But I bet you thought the party Lincoln was previously a leader of was the Whig Party, the new party was the Republican Party, and the year was 1860, right?
Nope. The party he was previously a leader of was the Republican Party, the new party was the National Union Party, and the year was 1864. And his running mate was a Democrat!
Far from unifying the less than a decade old Republican Party and making it a lasting force in American politics, Lincoln as President precipitated a split in the Republican Party that led to it nominating a different candidate in 1864. Yet the Republican Party survived and did become a lasting force in American politics, while the new party that formed around Lincoln rapidly collapsed and is so obscure that most people have never heard of it, even though it had two presidents.
Lincoln was not a leader in the Whig Party. He was a member, and served one term in the US House of Representatives as a Whig (1847–49). But he was not a leader, and had no significant following.
Lincoln was not a founder of the Republican Party. He was not at its founding convention in Ripon, WI. He was not an early leader of it, although he did join within two years of its founding. He was not its first presidential nominee. The party had considerable electoral success before it ever ran Lincoln for anything, and the first time it ran Lincoln for office, he lost.
The Republican Party was founded in 1854, mainly by former Whigs but not exclusively. Lincoln had not held public office for five years at that point, and was not involved. The Republican Party’s first presidential candidate was John C. Fremont, in 1856. He carried 11 of 31 states. Three parties carried states in that election. The third one, the American Party, ran a former president, and carried only Maryland.
Fremont was also the Republican Party’s third presidential nominee, in 1864. Or more properly, he would have been, if there had been any Republican nominee. The faction backing Fremont renamed itself the Radical Democracy Party, and there was officially no Republican presidential nominee on the ballot. Fremont withdrew in September as part of a backroom deal with Lincoln that involved removal of Postmaster General Montgomery Blair.
Lincoln’s first run for office as a Republican was in 1858, for US Senate in Illinois. He lost. (It should be noted that in those days we didn’t have popular election of Senators. Lincoln lost in the Illinois legislature.)
Lincoln won in 1860 not because he was a charismatic leader with a following, but because he was the abolitionist candidate of a party formed around abolitionism, in an election that was to a large degree a referendum on slavery.

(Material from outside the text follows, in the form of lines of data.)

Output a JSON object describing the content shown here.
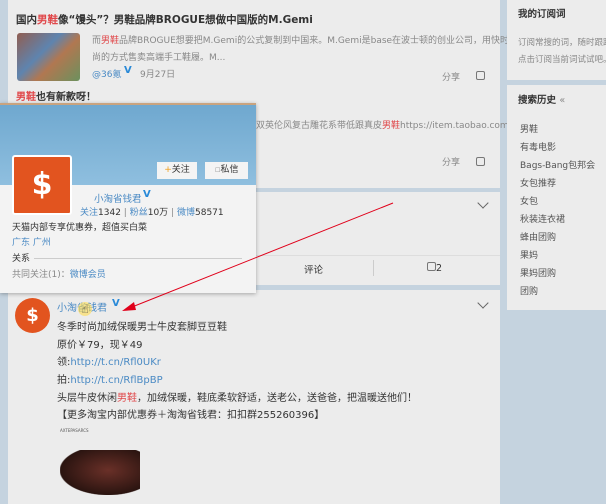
{
  "feed": {
    "post1": {
      "title_pre": "国内",
      "title_kw": "男鞋",
      "title_post": "像“馒头”？男鞋品牌BROGUE想做中国版的M.Gemi",
      "summary_pre": "而",
      "summary_kw": "男鞋",
      "summary_post": "品牌BROGUE想要把M.Gemi的公式复制到中国来。M.Gemi是base在波士顿的创业公司，用快时",
      "summary_line2": "尚的方式售卖高端手工鞋履。M...",
      "author": "@36氪",
      "date": "9月27日",
      "share": "分享"
    },
    "post2": {
      "title_kw": "男鞋",
      "title_post": "也有新款呀！",
      "text_pre": "双英伦风复古雕花系带低跟真皮",
      "text_kw": "男鞋",
      "text_link": "https://item.taobao.com/i",
      "share": "分享"
    },
    "post3": {
      "comment": "评论",
      "likes": "2"
    },
    "post4": {
      "author": "小淘省钱君",
      "line1": "冬季时尚加绒保暖男士牛皮套脚豆豆鞋",
      "line2": "原价￥79，现￥49",
      "line3_label": "领:",
      "line3_link": "http://t.cn/Rfl0UKr",
      "line4_label": "拍:",
      "line4_link": "http://t.cn/RflBpBP",
      "line5_pre": "头层牛皮休闲",
      "line5_kw": "男鞋",
      "line5_post": "，加绒保暖，鞋底柔软舒适，送老公，送爸爸，把温暖送他们！",
      "line6": "【更多淘宝内部优惠券＋淘淘省钱君：扣扣群255260396】",
      "image_brand": "AXTEPASARCS"
    }
  },
  "popup": {
    "follow": "关注",
    "message": "私信",
    "name": "小淘省钱君",
    "following_label": "关注",
    "following": "1342",
    "fans_label": "粉丝",
    "fans": "10万",
    "weibo_label": "微博",
    "weibo": "58571",
    "bio": "天猫内部专享优惠券，超值买白菜",
    "location": "广东 广州",
    "relation_title": "关系",
    "mutual_label": "共同关注(1)：",
    "mutual_link": "微博会员"
  },
  "sidebar": {
    "subscribe_title": "我的订阅词",
    "subscribe_line1": "订阅常搜的词，随时跟踪",
    "subscribe_line2": "点击订阅当前词试试吧。",
    "history_title": "搜索历史",
    "history_toggle": "«",
    "history": [
      "男鞋",
      "有毒电影",
      "Bags-Bang包邦会",
      "女包推荐",
      "女包",
      "秋装连衣裙",
      "蜂由团购",
      "果妈",
      "果妈团购",
      "团购"
    ]
  },
  "colors": {
    "accent": "#e0474a",
    "link": "#4a8ac4",
    "annotation": "#e0001a"
  }
}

Prior to the 1860 election, the Republican Party already had a plurality in Congress and was able to pass things by coalition with two other parties. Four parties were represented in Congress at that time. The Republican Party got to this level of success without Lincoln. Earlier than that, it even had a majority — sort of. Its congressional candidates then ran under the name of still another party, the Opposition Party.
A large number of Republicans did follow Lincoln in bolting the Republican Party in 1864, and a large number of them won election, along with Lincoln, in an election that didn’t include any of the Confederate states. But they ran under a variety of party names, as the National Union Party never had a presence at the state level in its own right. But in 1868 the National Union Party collapsed, and they all went back to the Republicans.
So if you think you want a new Lincoln to form a new party the way Lincoln did, really study the history, and be careful what you wish for.